[Minimal residual disease monitoring by flow cytometry in children with acute lymphoblastic leukemia].Klin Lab Diagn. 2010 AugKL

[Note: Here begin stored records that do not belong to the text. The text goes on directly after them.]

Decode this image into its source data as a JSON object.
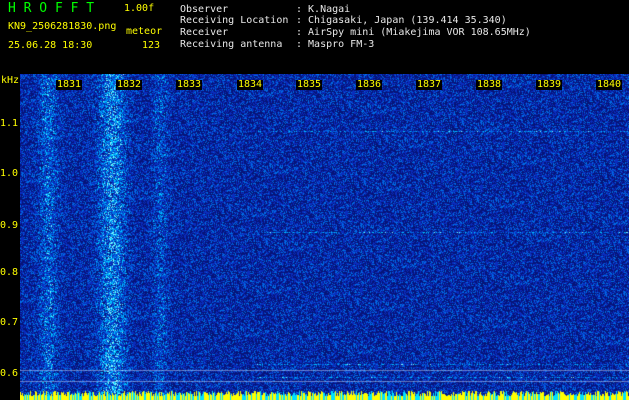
{
  "header": {
    "title": "H R O F F T",
    "version": "1.00f",
    "filename": "KN9_2506281830.png",
    "target": "meteor",
    "datetime": "25.06.28 18:30",
    "count": "123",
    "info": [
      {
        "label": "Observer",
        "value": ": K.Nagai"
      },
      {
        "label": "Receiving Location",
        "value": ": Chigasaki, Japan (139.414 35.340)"
      },
      {
        "label": "Receiver",
        "value": ": AirSpy mini (Miakejima VOR 108.65MHz)"
      },
      {
        "label": "Receiving antenna",
        "value": ": Maspro FM-3"
      }
    ]
  },
  "axis": {
    "unit": "kHz",
    "ticks": [
      "1.1",
      "1.0",
      "0.9",
      "0.8",
      "0.7",
      "0.6"
    ]
  },
  "time_marks": [
    "1831",
    "1832",
    "1833",
    "1834",
    "1835",
    "1836",
    "1837",
    "1838",
    "1839",
    "1840"
  ],
  "colors": {
    "background": "#000000",
    "label_green": "#00ff00",
    "label_yellow": "#ffff00",
    "spectrum_base": "#0a2ab8",
    "spectrum_noise": "#00d8ff",
    "bottom_band": "#ffff00"
  }
}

The cells that have avoided the action of antitumor drugs may be retained after remission achievement during induction therapy and consolidation. A combination of these cells is given the name minimal residual disease (MRD). Multicolor flow cytometry has recently attracted considerable interest as the most promising method for measuring the content of residual tumor blasts. This technique is based on the detection of the so-called leukemia-associated immunophenotype (LAIP), i.e., a tumor-specific combination of the expression of membrane and cytoplasmic markers. Flow cytometry may be successfully used to monitor MRD in 90-95% cases of acute lymphoblastic leukemia (ALL) and in 80-85% of patients with acute myelocytic leukemia. The sensitivity of flow cytometry, which is real for routine flow techniques, is a possibility of identifying one cell among 10(4)-10(5) cells. Multicolor flow cytometry (that involves the simultaneous analysis of the expression of a few markers) is the most reasonable tool for MRD monitoring. The monoclonal antibody panels recommended by different groups of investigators for MRD monitoring in B-lineage ALL include antibodies to the pan-B-cell antigen CD19, markers of different stages of differentiation of B-lineage precursors of CD10, CD34, and CD20 and leukemia-associated markers different for each panel, such as CD22, CD38, CD58, CD45, TdT, CD13, CD33. The hyperexpression of CD10, CD34, CD19, TdT, the decreased expression of CD38, CD45, CD22, CD19, the simultaneous expression of markers of different stages of differentiation of B lymphocytes, such as CD10 and CD20, and the lymphoblast coexpression of myeloid markers of CD13, CD33, CDS15 are the most frequently described immunophenotype aberrations in B-lineage ALL. The selection of combinations of markers for MRD monitoring in children with T-ALL is based on the simultaneous expression of combinations of the antigens characteristic for early stages of differentiation of normal T lymphocytes, namely TdT and cytoplasmic CD3. Some authors consider the use of CD99 versus TdT to be most appropriate. There is recent evidence that MRD-positive patients have a higher cumulative risk for recurrences as compared with those without residual blasts. Moreover, the longer the tumor cells are retained during therapy, the worse the prognosis is. Thus, for choice of the adequate intensity of antitumor therapy, it is necessary to qualitatively and quantitatively assess MRD by multicolor flow cytometry at different stages of therapy.